Warren Buffett

'Buffett of China' faces nation's priciest divorce

PUBLISHED : Monday, 06 February, 2012, 12:00am
UPDATED : Monday, 06 February, 2012, 12:00am

The messy break-up of investment guru Zhao Bingxian, known as China's Warren Buffett, and his wife of more than two decades is being described as the mainland's most expensive divorce.

Zhao's wife, Lu Juan, has been waging a long battle for half the family's assets, valued at more than 2 billion yuan (HK$2.5 billion) - mostly from the 49-year-old businessman's China Capital Investment Group, where he is chairman and president, and which has stakes in listed companies in Shanghai and Shenzhen.

Lu has accused him of domestic abuse and having extramarital affairs, the Beijing Morning Post says.
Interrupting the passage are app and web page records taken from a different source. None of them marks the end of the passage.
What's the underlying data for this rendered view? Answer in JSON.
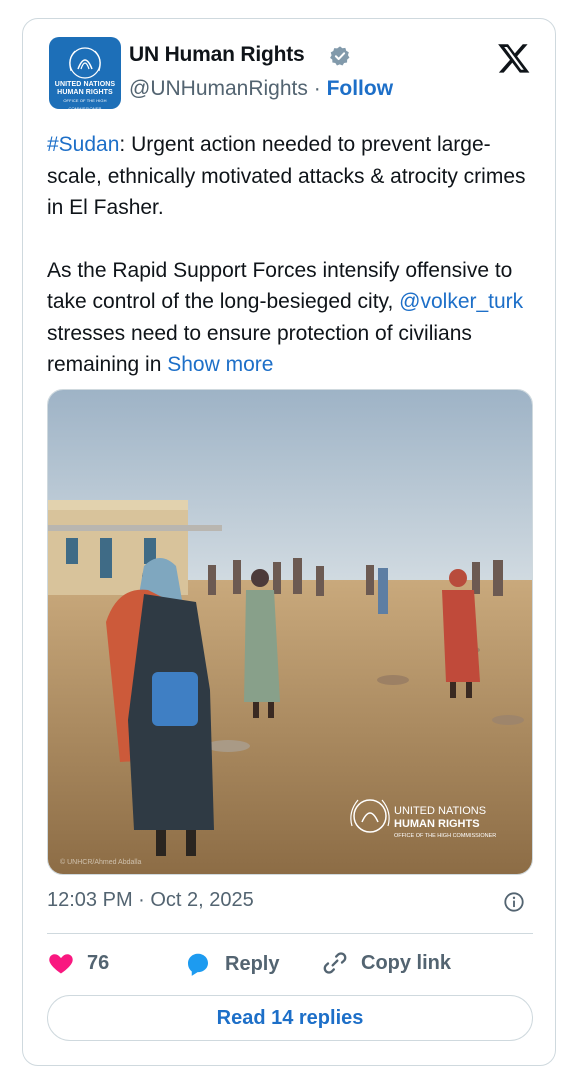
{
  "account": {
    "name": "UN Human Rights",
    "handle": "@UNHumanRights",
    "separator": "·",
    "follow_label": "Follow",
    "avatar_text_1": "UNITED NATIONS",
    "avatar_text_2": "HUMAN RIGHTS",
    "avatar_text_3": "OFFICE OF THE HIGH COMMISSIONER"
  },
  "tweet": {
    "hashtag": "#Sudan",
    "para1_rest": ": Urgent action needed to prevent large-scale, ethnically motivated attacks & atrocity crimes in El Fasher.",
    "para2_start": "As the Rapid Support Forces intensify offensive to take control of the long-besieged city, ",
    "mention": "@volker_turk",
    "para2_end": " stresses need to ensure protection of civilians remaining in ",
    "show_more": "Show more"
  },
  "media": {
    "watermark_line1": "UNITED NATIONS",
    "watermark_line2": "HUMAN RIGHTS",
    "watermark_line3": "OFFICE OF THE HIGH COMMISSIONER",
    "photo_credit": "© UNHCR/Ahmed Abdalla"
  },
  "meta": {
    "timestamp": "12:03 PM · Oct 2, 2025"
  },
  "actions": {
    "likes": "76",
    "reply_label": "Reply",
    "copy_label": "Copy link",
    "read_replies_label": "Read 14 replies"
  },
  "colors": {
    "accent": "#1d6fc8",
    "heart": "#f91880",
    "muted": "#536471",
    "border": "#cfd9de"
  },
  "icons": [
    "verified-icon",
    "x-logo-icon",
    "info-icon",
    "heart-icon",
    "reply-icon",
    "link-icon"
  ]
}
She is seeking an equal split of the family assets after the divorce and full custody of their 23-year-old daughter and nine-year-old son.

The couple married in 1988 when they were serving in the army. After they were discharged in 1993, they founded their first company and earned their 'first bucket of gold' in the mainland's budding stock market by speculating on stock- buying quotas.

In those days, only the holders of certificates issued by the Shanghai Stock Exchange were eligible to participate in lucky draws to buy shares. As more companies went public from 1992, investors like the couple scrambled to buy certificates to improve their stock-buying chances.

After years of trading, the family assets have snowballed and now include more than half of the total shares in Wohua Pharmaceutical, which is worth more than 700 million yuan; more than 300 million yuan worth of stocks in Luolai Home Textile; and a 300 million yuan stake in Shanghai Guangdian Electric.

Lu has written on her blog that her husband turned violent after the family became wealthy, and that the abuse got worse after she gave birth to their son in 2003.

'He threw tantrums ... for no reason and sometimes became violent,' she said. 'He beat me up within a month after giving birth to our son because he heard him crying.'

Lu told the Legal Evening News that she called the police in February 2009 and again in February 2010 after severe beatings by Zhao, but she said officers refused to intervene because it was a 'family dispute'.

She also claimed receiving calls from various women about their affairs with Zhao over the years.

The Beijing Evening News quoted Lu as saying she had filed for divorce in July 2010 but had to withdraw the suit after Zhao failed to show up for three hearings, citing business trips and illness. She filed another divorce suit in August last year, but Zhao again failed to attend the hearing.

'My divorce lawsuit proceeding is far more difficult than others just because my husband was called the Buffett of China,' Lu said on her blog.

Lu also wrote that she poured 'blood and tears' into the management of their firm and that she had supported the entire family while Zhao studied for his master's degree in finance at Shanghai Jiao Tong University.

After the divorce attempts, she tried to seize the company's safe in an attempt to force Zhao to go to court, only to be detained for 37 days after Zhao called the police, Lu told the Beijing newspaper.

Zhao and the Tongzhong District People's Court, which is handling the lawsuit, could not be reached for comment.

Divorces have the potential to hurt a tycoon's businesses. Last May, the bitter divorce of Gary Wang Wei, the founder of mainland online video company tudou.com, and Yang Lei derailed a planned initial public offering on Nasdaq. The IPO proceeded three months later.

Similarly, a US IPO planned by mainland classified website Ganji.com was hampered by the divorce of founder Yang Haoran. The case has been deadlocked for two years, with wife Wang Hongyan accusing him of transferring Ganji shares without her knowledge during their marriage.